It was the sixty-fourth day of Gandhi’s Bharat Jodo Yatra—which translates to “the journey to unite India”—a march of nearly thirty-five hundred kilometres from Kanyakumari to Srinagar. “All of you would have seen that the people of the Rashtriya Swayamsevak Sangh and the Bharatiya Janata Party are spreading hatred and violence in the country, pitting brother against brother,” Gandhi had told a crowd in Telangana, two weeks earlier. The objective of the yatra, he said, was to stand up against this hatred and violence, as well as against unemployment, inflation and crony capitalism.

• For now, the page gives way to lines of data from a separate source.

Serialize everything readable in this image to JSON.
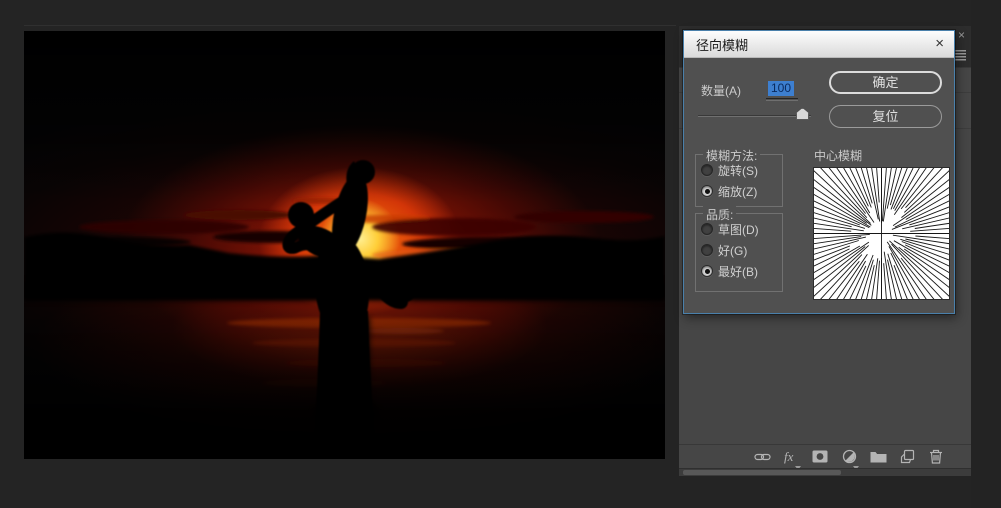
{
  "dialog": {
    "title": "径向模糊",
    "close_glyph": "×",
    "amount": {
      "label": "数量(A)",
      "value": "100"
    },
    "buttons": {
      "ok": "确定",
      "reset": "复位"
    },
    "method_group": {
      "label": "模糊方法:",
      "options": [
        {
          "label": "旋转(S)",
          "selected": false
        },
        {
          "label": "缩放(Z)",
          "selected": true
        }
      ]
    },
    "quality_group": {
      "label": "品质:",
      "options": [
        {
          "label": "草图(D)",
          "selected": false
        },
        {
          "label": "好(G)",
          "selected": false
        },
        {
          "label": "最好(B)",
          "selected": true
        }
      ]
    },
    "center_blur_label": "中心模糊"
  },
  "layers_panel": {
    "close_glyph": "×",
    "fx_label": "fx",
    "bottom_icons": [
      "link-icon",
      "fx-icon",
      "layer-mask-icon",
      "adjustment-layer-icon",
      "group-folder-icon",
      "new-layer-icon",
      "delete-layer-icon"
    ]
  },
  "colors": {
    "dialog_border": "#4a80ab",
    "selection_blue": "#3d7fd0",
    "dialog_body": "#505050",
    "panel_bg": "#464646",
    "workspace_bg": "#242424"
  }
}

By 4.30 pm, the crowd at the crossroads had thickened. The local police had blocked traffic from entering the road leading to the railway station, about a kilometre to the north. On both sides of the road, residents stood outside their shops and houses to see the march. The first glimpse they got was of an open-roof truck with around a dozen camera operators, all of whose lenses were pointed to the north, followed by a pickup van fitted with a camera jib that filmed the march from all angles. Behind it, Gandhi was walking along with half a dozen special invitees, including Supriya Sule, a leader of the Nationalist Congress Party; Nana Patole, the president of the Maharashtra Pradesh Congress Committee; and the Bollywood actor Sushant Singh. Mallikarjun Kharge, the newly elected Congress president, also addressed that evening’s rally.